The film stack-up method, a more recent innovation, would have core material as the center layer followed by layers of pre-preg and copper material developed above and listed below to form the final number of layers needed by the board style, sort of like Dagwood building a sandwich. This method allows the manufacturer versatility in how the board layer densities are integrated to fulfill the completed product density requirements by varying the variety of sheets of pre-preg in each layer. When the material layers are finished, the whole stack goes through heat and pressure that causes the adhesive in the pre-preg to bond the core and pre-preg layers together into a single entity.

The procedure of producing printed circuit boards follows the steps listed below for the majority of applications.

The process of identifying materials, procedures, and requirements to satisfy the consumer's specifications for the board style based on the Gerber file info provided with the order.

The procedure of moving the Gerber file data for a layer onto an etch resist film that is placed on the conductive copper layer.

The traditional procedure of exposing the copper and other locations unprotected by the etch resist movie to a chemical that gets rid of the unguarded copper, leaving the protected copper pads and traces in location; more recent procedures use plasma/laser etching rather of chemicals to eliminate the copper product, permitting finer line definitions.

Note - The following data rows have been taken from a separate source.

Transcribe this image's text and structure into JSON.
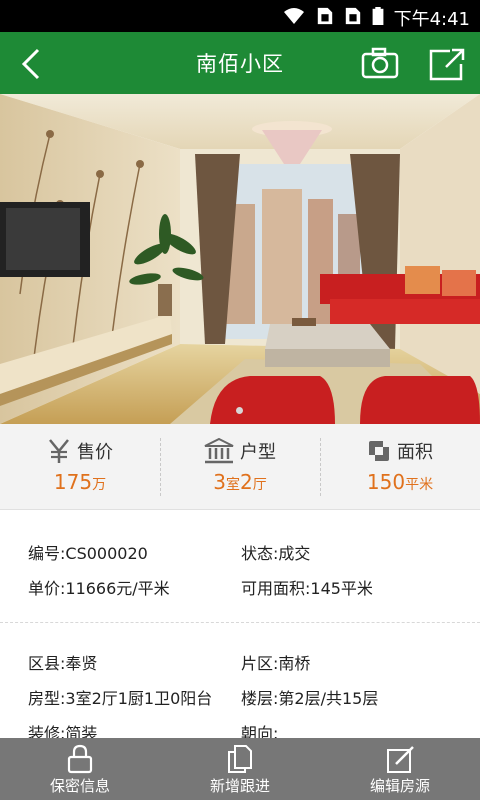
{
  "status_bar": {
    "time": "下午4:41"
  },
  "header": {
    "title": "南佰小区",
    "back_icon": "back-arrow-icon",
    "camera_icon": "camera-icon",
    "share_icon": "share-icon"
  },
  "summary": {
    "price": {
      "label": "售价",
      "value": "175",
      "unit": "万",
      "icon": "yen-icon"
    },
    "layout": {
      "label": "户型",
      "rooms": "3",
      "room_unit": "室",
      "halls": "2",
      "hall_unit": "厅",
      "icon": "building-icon"
    },
    "area": {
      "label": "面积",
      "value": "150",
      "unit": "平米",
      "icon": "area-icon"
    }
  },
  "details": {
    "code": "编号:CS000020",
    "status": "状态:成交",
    "unit_price": "单价:11666元/平米",
    "usable_area": "可用面积:145平米",
    "district": "区县:奉贤",
    "zone": "片区:南桥",
    "room_type": "房型:3室2厅1厨1卫0阳台",
    "floor": "楼层:第2层/共15层",
    "decoration": "装修:简装",
    "orientation": "朝向:"
  },
  "bottom_bar": {
    "privacy": "保密信息",
    "follow_up": "新增跟进",
    "edit": "编辑房源"
  },
  "colors": {
    "brand_green": "#1e8a36",
    "accent_orange": "#e0711c",
    "bottom_bar": "#777777"
  }
}
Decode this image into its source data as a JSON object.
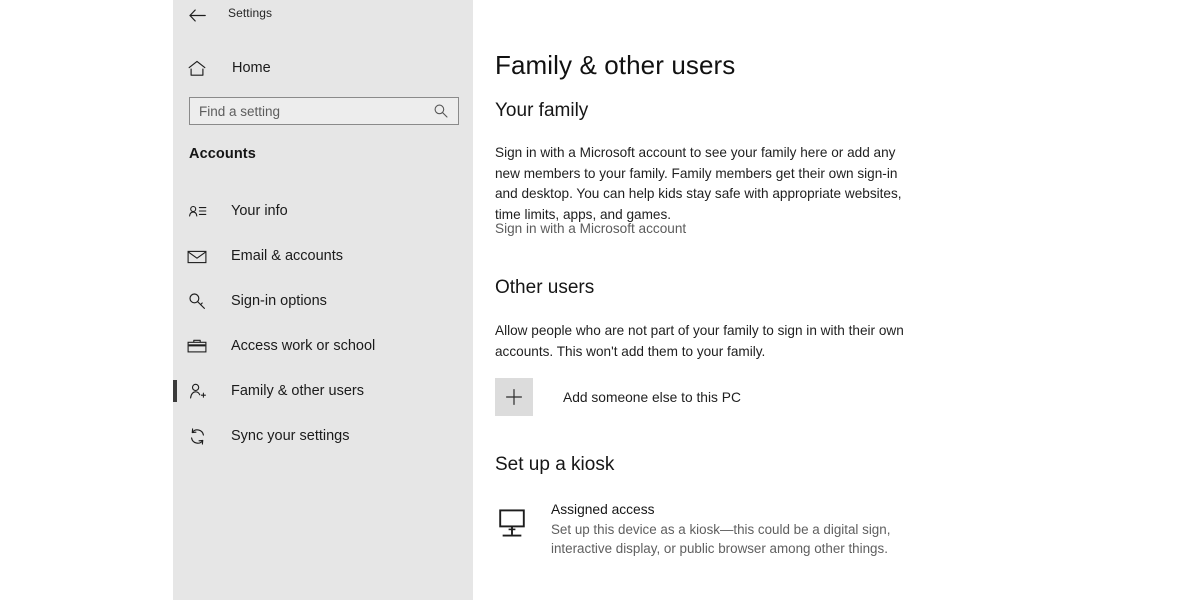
{
  "window": {
    "app_title": "Settings",
    "back_icon": "back-arrow-icon"
  },
  "sidebar": {
    "home_label": "Home",
    "home_icon": "home-icon",
    "search": {
      "placeholder": "Find a setting",
      "value": "",
      "icon": "search-icon"
    },
    "section_header": "Accounts",
    "items": [
      {
        "label": "Your info",
        "icon": "contact-card-icon",
        "selected": false
      },
      {
        "label": "Email & accounts",
        "icon": "envelope-icon",
        "selected": false
      },
      {
        "label": "Sign-in options",
        "icon": "key-icon",
        "selected": false
      },
      {
        "label": "Access work or school",
        "icon": "briefcase-icon",
        "selected": false
      },
      {
        "label": "Family & other users",
        "icon": "person-add-icon",
        "selected": true
      },
      {
        "label": "Sync your settings",
        "icon": "sync-icon",
        "selected": false
      }
    ]
  },
  "main": {
    "page_title": "Family & other users",
    "your_family": {
      "heading": "Your family",
      "description": "Sign in with a Microsoft account to see your family here or add any new members to your family. Family members get their own sign-in and desktop. You can help kids stay safe with appropriate websites, time limits, apps, and games.",
      "link": "Sign in with a Microsoft account"
    },
    "other_users": {
      "heading": "Other users",
      "description": "Allow people who are not part of your family to sign in with their own accounts. This won't add them to your family.",
      "add_button_icon": "plus-icon",
      "add_label": "Add someone else to this PC"
    },
    "kiosk": {
      "heading": "Set up a kiosk",
      "icon": "monitor-stand-icon",
      "title": "Assigned access",
      "description": "Set up this device as a kiosk—this could be a digital sign, interactive display, or public browser among other things."
    }
  },
  "colors": {
    "sidebar_bg": "#e6e6e6",
    "content_bg": "#ffffff",
    "selection_bar": "#3b3b3b",
    "muted_text": "#5f5f5f"
  }
}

The process of aligning the conductive copper and insulating dielectric layers and pushing them under heat to trigger the adhesive in the dielectric layers to form a strong board product.

The process of drilling all the holes for plated through applications; a 2nd drilling procedure is utilized for holes that are not to be plated through. Details on hole place and size is consisted of in the drill drawing file.

The procedure of using copper plating to the pads, traces, and drilled through holes that are to be plated through; boards are positioned in an electrically charged bath of copper.

This is needed when holes are to be drilled through a copper location however the hole is not to be plated through. Avoid this process if possible due to the fact that it adds cost to the completed board.

The procedure of applying a protective masking product, a solder mask, over the bare copper traces or over the copper that has actually had a thin layer of solder applied; the solder mask secures against ecological damage, supplies insulation, protects against solder shorts, and secures traces that run in between pads.

The procedure of coating the pad areas with a thin layer of solder to prepare the board for the eventual wave soldering or reflow soldering process that will occur at a later date after the components have actually been positioned.

The process of applying the markings for element designations and component describes to the board. Might be used to just the top side or to both sides if elements are mounted on both top and bottom sides.

The process of separating several boards from a panel of identical boards; this process also allows cutting notches or slots into the board if needed.

A visual inspection of the boards; also can be the procedure of checking wall quality for plated through holes in multi-layer More interesting details here boards by cross-sectioning or other methods.

The process of checking for connection or shorted connections on the boards by means using a voltage between different points on the board and figuring out if an existing circulation occurs. Depending upon the board complexity, this process may need a specially designed test fixture and test program to incorporate with the electrical test system used by the board producer.